When SpaceX launched its first Dragon demonstration flight ot the International Space Station on May 22, 2012, a Space Camp alumna was standing in the front row of the employees watching outside Mission Control. Watch for the Space Camp T-shirt.


SpaceX employees watch the Falcon 9 launch the Dragon COTS demonstration flight on May 22, 2012. Video source: SpaceX YouTube channel.

The Space Camp web site credits Dr. Wernher von Braun for the original Space Camp idea. Von Braun “reasoned there should be an experience for young people who were excited about space.” He passed away in 1977, but Space Camp began five years later.

Maybe, one day, we'll see a Space Camp on Mars. Led by Blueberry and Astronaut Abby.

Saturday, October 18, 2014

Retro Saturday: Атомный флагман (Atomic Flagship)


Click the arrow to watch the film. Video source: Archival Video YouTube channel.

Something a little different for your Retro Saturday.
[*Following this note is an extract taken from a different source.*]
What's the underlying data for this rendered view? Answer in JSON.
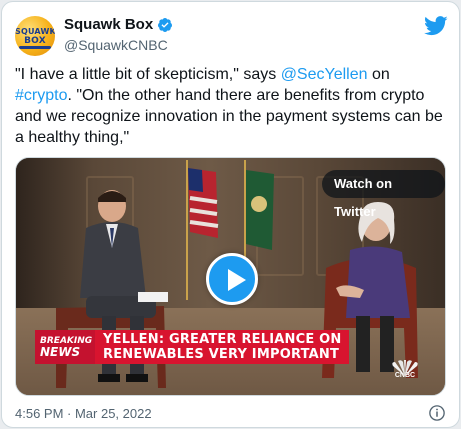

Атомный флагман (Atomic Flagship) is a 1959 Soviet documentary about the atomic-powered ice-breaker, Ленин (Lenin). The film runs about 21 minutes. It's narrated with an English-language voiceover.

According to Wikipedia, Lenin was “both the world's first nuclear-powered surface ship and the first nuclear-powered civilian vessel. Lenin entered operation in 1959 and worked clearing sea routes for cargo ships along Russia's northern coast. She was officially decommissioned in 1989. She was subsequently converted to a museum ship and is now permanently based at Murmansk.”

I don't think this quite qualifies as a propaganda film, but it has all the trappings. A great classical orchestra and sophisticated cinematography. It also would have made a great target for Mystery Science Theater 3000.

X-37B Returns to Earth


Click the arrow to watch the film. Video source: 30th Space Wing, Vandenberg AFB YouTube channel.

As reported by NBC News and other media outlets, the X-37B landed yesterday at Vandenberg AFB after nearly two years in space.

Boeing built two of these vehicles for the U.S. Air Force. This one launched December 11, 2012 from Cape Canaveral's Pad 41 for its second flight.

The orbiters will land in the future at Kennedy Space Center's former Shuttle runway. Two former orbiter hangars are being refurbished near the Vehicle Assembly Building to house the vehicles.

James Dean of Florida Today writes this morning that, “The Air Force said it is preparing to launch a fourth X-37B mission from the Cape next year.”

Friday, October 17, 2014

One Hot Video


Click the arrow to watch the film. Video source: NASA.gov Video YouTube channel.

NASA's Space Technology Launch Directorate released today infrared footage of a SpaceX Falcon 9 first-stage re-lighting its engine to steer back towards a theoretical landing site.

The booster's landing legs weren't installed for the September 21 launch of the Dragon cargo supply flight to the International Space Station, but it was an opportunity to put the stage through its paces.

According to the NASA press release:

NASA equipped two aircraft with advanced instrumentation to document re-entry of the rocket's first stage. The first stage is the part of the rocket that is ignited at launch and burns through the rocket's ascent until it runs out of propellant, at which point it is discarded from the second stage and returns to Earth. During its return, or descent, NASA captured quality infrared and high definition images and monitored changes in the smoke plume as the engines were turned on and off.

NASA's interest in the flight was potential technology for a Mars mission.

“Because the technologies required to land large payloads on Mars are significantly different than those used here on Earth, investment in these technologies is critical,” said Robert Braun, principal investigator for NASA's Propulsive Descent Technologies (PDT) project and professor at the Georgia Institute of Technology in Atlanta. “This is the first high-fidelity data set of a rocket system firing into its direction of travel while traveling at supersonic speeds in Mars-relevant conditions. Analysis of this unique data set will enable system engineers to extract important lessons for the application and infusion of supersonic retro-propulsion into future NASA missions.”